The Sanctuary Within
Robbin Smith and Warren Moeller, artists and craftspeople, have incorporated countless clever innovations into the refit of Cuchara, the 1976 Westsail 43 that's been their home and workshop for 16 years. For instance, the boat's cockpit lockers were refit to become watertight load carriers. One is big enough to hold the many tools of their trade, even a band saw. The other locker has held 1,000 coconuts-which they use to create their artwork, which includes bowls and spoons-in the space that used to be a quarter berth. On deck, there are one-and-a-half-inch deck drains fitted with a Y-valve for rain collection that can be turned on and off from below. "Much better than the bucket dance," says Warren, who also built in a hydraulic lifting engine-room door.
In the cockpit, Cuchara has a small, removable display screen that's connected to the boat's main computer "for watching our progress on our electronic chart," says Warren. Cuchara's cockpit is unique in that the autopilot head, engine gauges, and switches are just inside the companionway, not out in the spray. "Almost all the metal on deck we replaced with bronze," says Warren. "We collected bronze off the hurricane wrecks in the Virgins, and I made a pattern for our stanchions that we had cast."
Below, the main saloon has been stripped and redesigned for the needs of a couple with a high sense of style rather than for the seven or eight charterers accommodated in the boat's original layout. It's an interior in which most possessions aren't visible. Hidden away behind sliding doors with bamboo slats are 20 shelved feet of art books, voluminous storage, all the navigation and communications equipment, a mini-desktop computer, and a flat-screen display, along with what Warren describes as "all the usual stuff that's on any yacht." Warren and Robbin collected the bamboo they used to build the doors for free in the jungle of the Chaguaramas region in Trinidad. Cuchara has more than 50 drawers with handmade bamboo handles. Every bit of teak they used to rebuild the boat came from plantations in Trinidad, not from the rain forest. "All drawers lock while under way with invisible sliding bolts that Robbin and I made from brazing rod and copper sheet," says Warren. A main-saloon table transforms into a double bed for guests or nearly disappears to become a low-profile coffee table.

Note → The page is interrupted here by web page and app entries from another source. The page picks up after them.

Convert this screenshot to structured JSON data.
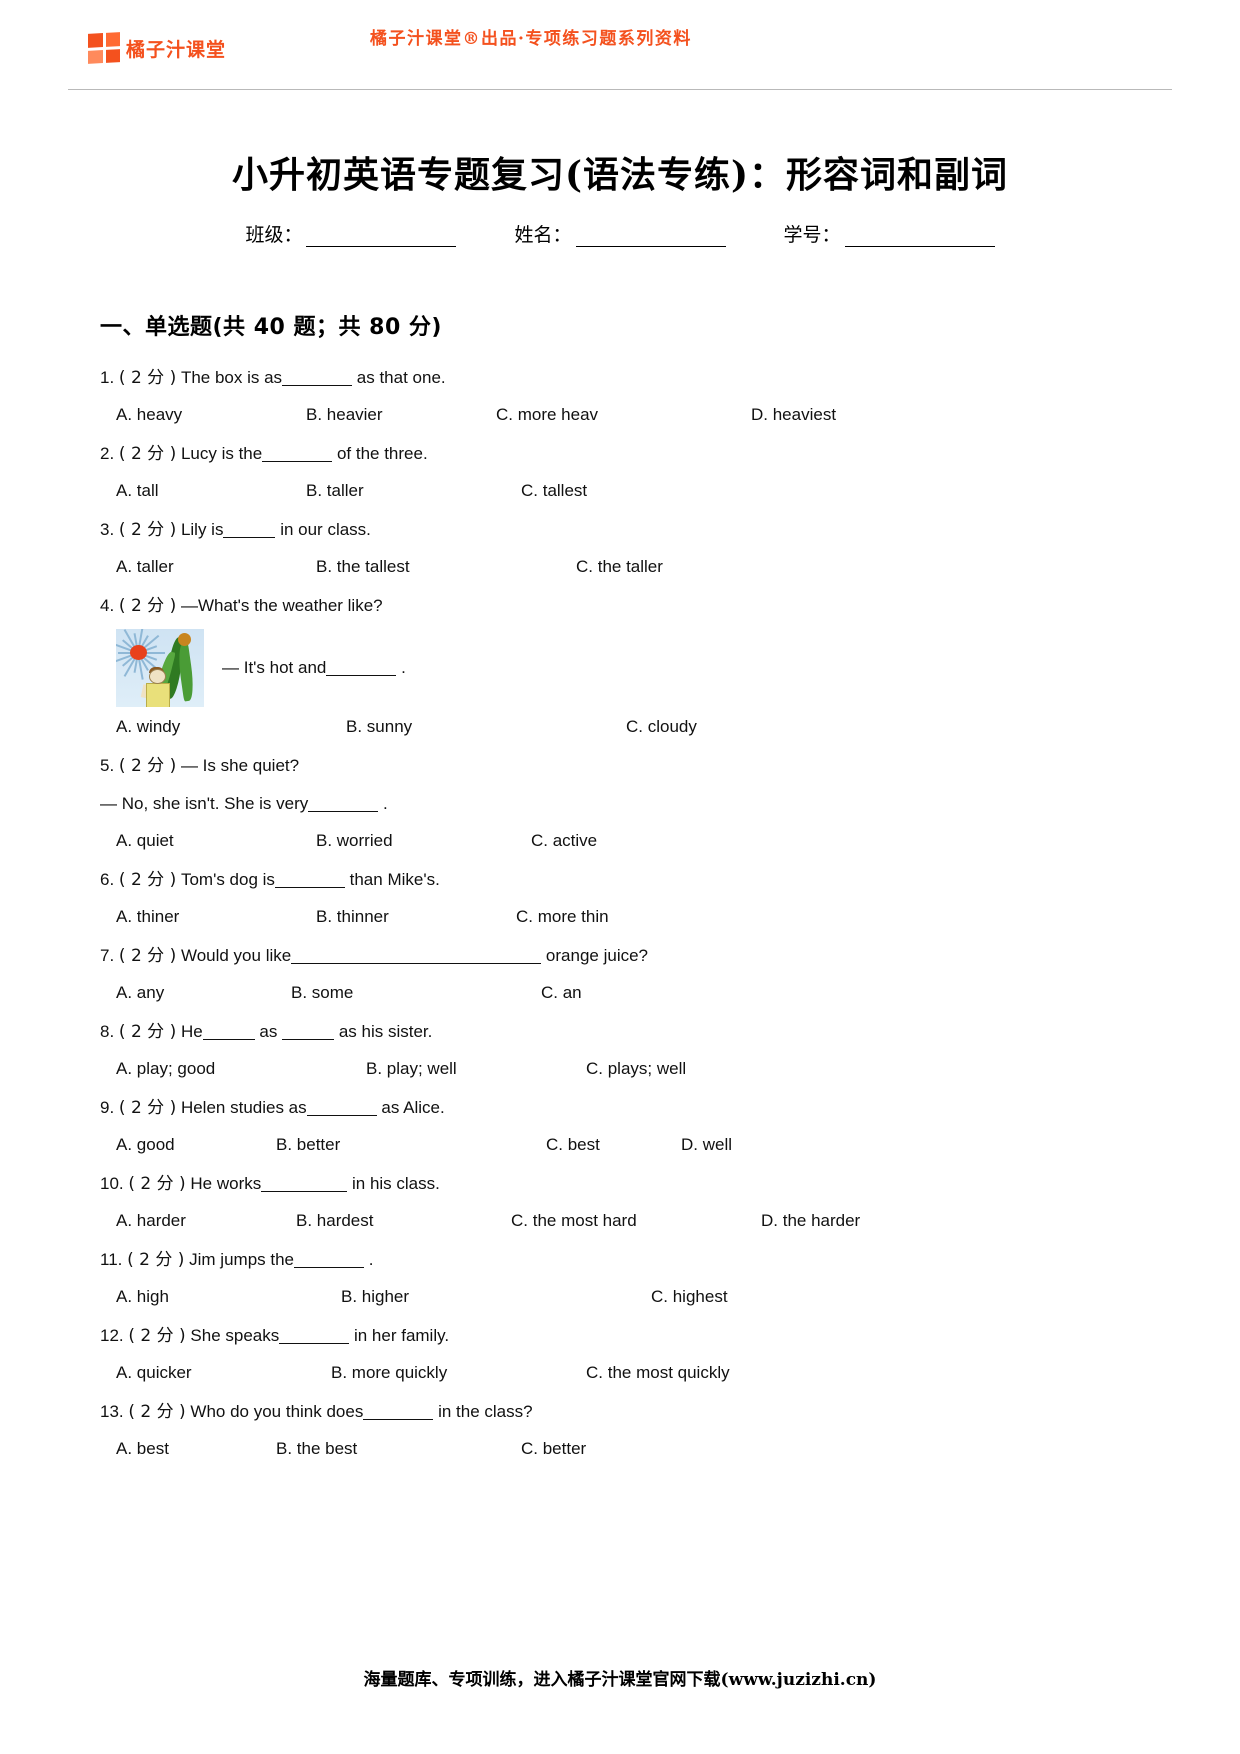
{
  "header": {
    "logo_text": "橘子汁课堂",
    "logo_icon": "four-squares-logo-icon",
    "slogan": "橘子汁课堂®出品·专项练习题系列资料",
    "brand_color": "#f4511e"
  },
  "title": "小升初英语专题复习(语法专练)：形容词和副词",
  "student_fields": [
    {
      "label": "班级："
    },
    {
      "label": "姓名："
    },
    {
      "label": "学号："
    }
  ],
  "section": {
    "heading": "一、单选题(共 40 题；共 80 分)"
  },
  "questions": [
    {
      "num": "1.",
      "points": "( 2 分 )",
      "stem_before": "The box is as",
      "blank": "md",
      "stem_after": "as that one.",
      "options": [
        "A. heavy",
        "B. heavier",
        "C. more heav",
        "D. heaviest"
      ],
      "widths": [
        "190px",
        "190px",
        "255px",
        "160px"
      ]
    },
    {
      "num": "2.",
      "points": "( 2 分 )",
      "stem_before": "Lucy is the",
      "blank": "md",
      "stem_after": "of the three.",
      "options": [
        "A. tall",
        "B. taller",
        "C. tallest"
      ],
      "widths": [
        "190px",
        "215px",
        "230px"
      ]
    },
    {
      "num": "3.",
      "points": "( 2 分 )",
      "stem_before": "Lily is",
      "blank": "sm",
      "stem_after": "in our class.",
      "options": [
        "A. taller",
        "B. the tallest",
        "C. the taller"
      ],
      "widths": [
        "200px",
        "260px",
        "230px"
      ]
    },
    {
      "num": "4.",
      "points": "( 2 分  )",
      "stem_before": "—What's  the  weather  like?",
      "blank": "none",
      "stem_after": "",
      "has_image": true,
      "image_name": "sunny-weather-illustration",
      "answer_before": "— It's hot and",
      "answer_blank": "md",
      "answer_after": ".",
      "options": [
        "A. windy",
        "B. sunny",
        "C. cloudy"
      ],
      "widths": [
        "230px",
        "280px",
        "230px"
      ]
    },
    {
      "num": "5.",
      "points": "( 2 分 )",
      "stem_before": "— Is she quiet?",
      "blank": "none",
      "stem_after": "",
      "second_line_before": "— No, she isn't. She is very",
      "second_line_blank": "md",
      "second_line_after": ".",
      "options": [
        "A. quiet",
        "B. worried",
        "C. active"
      ],
      "widths": [
        "200px",
        "215px",
        "230px"
      ]
    },
    {
      "num": "6.",
      "points": "( 2 分 )",
      "stem_before": "Tom's dog is",
      "blank": "md",
      "stem_after": "than Mike's.",
      "options": [
        "A. thiner",
        "B. thinner",
        "C. more thin"
      ],
      "widths": [
        "200px",
        "200px",
        "230px"
      ]
    },
    {
      "num": "7.",
      "points": "( 2 分 )",
      "stem_before": "Would you like",
      "blank": "xl",
      "stem_after": "orange juice?",
      "options": [
        "A. any",
        "B. some",
        "C. an"
      ],
      "widths": [
        "175px",
        "250px",
        "230px"
      ]
    },
    {
      "num": "8.",
      "points": "( 2 分 )",
      "stem_before": "He",
      "blank": "sm",
      "stem_mid": "as",
      "blank2": "sm",
      "stem_after": "as his sister.",
      "options": [
        "A. play; good",
        "B. play; well",
        "C. plays; well"
      ],
      "widths": [
        "250px",
        "220px",
        "230px"
      ]
    },
    {
      "num": "9.",
      "points": "( 2 分 )",
      "stem_before": "Helen studies as",
      "blank": "md",
      "stem_after": "as Alice.",
      "options": [
        "A. good",
        "B. better",
        "C. best",
        "D. well"
      ],
      "widths": [
        "160px",
        "270px",
        "135px",
        "140px"
      ]
    },
    {
      "num": "10.",
      "points": "( 2 分 )",
      "stem_before": "He works",
      "blank": "lg",
      "stem_after": "in his class.",
      "options": [
        "A. harder",
        "B. hardest",
        "C. the most hard",
        "D. the harder"
      ],
      "widths": [
        "180px",
        "215px",
        "250px",
        "160px"
      ]
    },
    {
      "num": "11.",
      "points": "( 2 分 )",
      "stem_before": "Jim jumps the",
      "blank": "md",
      "stem_after": ".",
      "options": [
        "A. high",
        "B. higher",
        "C. highest"
      ],
      "widths": [
        "225px",
        "310px",
        "160px"
      ]
    },
    {
      "num": "12.",
      "points": "( 2 分 )",
      "stem_before": "She speaks",
      "blank": "md",
      "stem_after": "in her family.",
      "options": [
        "A. quicker",
        "B. more quickly",
        "C. the most quickly"
      ],
      "widths": [
        "215px",
        "255px",
        "230px"
      ]
    },
    {
      "num": "13.",
      "points": "( 2 分 )",
      "stem_before": "Who do you think does",
      "blank": "md",
      "stem_after": "in the class?",
      "options": [
        "A. best",
        "B. the best",
        "C. better"
      ],
      "widths": [
        "160px",
        "245px",
        "230px"
      ]
    }
  ],
  "footer": {
    "text": "海量题库、专项训练，进入橘子汁课堂官网下载(www.juzizhi.cn)"
  }
}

The forward master cabin is a peaceful refuge, complete with Buddhist altar and soothing lighting. On the bulkhead at the head of the bed are bamboo-covered switches that control individual fans; also mounted there is a bamboo-and-coconut reading light that Robbin and Warren made themselves.
The spacious, airy, and elegant galley has Italian-marble countertops. Continuous cold water is available from a special tap on the counter. Water is led from the tank through a carbon filter and 70 feet of copper tubing hidden in the refrigerator to the tap, and voilà! A cold drink any time it's wanted, without opening the fridge and releasing all the cold air.
The head is an oasis, displaying a hand-fabricated copper sink and graceful fixtures, most found as castoffs here and there and rehabilitated. The shower is larger than the one on a 60-foot Little Harbor, and in many ways it's more beautiful and practical. Robbin made the "tiles" in the shower from a sheet of quarter-inch Plexiglas that she first sanded, cut into one-inch squares, then hand-set and grouted for the look of glass mosaic without the weight.
Cuchara is a piece of art handcrafted by artists in love with the traveling life under sail, and it's a testament to how beautiful a cruising home can be when the imagination soars.
Bernadette Bernon, a Cruising World editor at large, spent six years cruising with her husband, Douglas. To read their stories from that voyage, visit the BoatU.S. website (www.boatus.com/cruising/ithaka).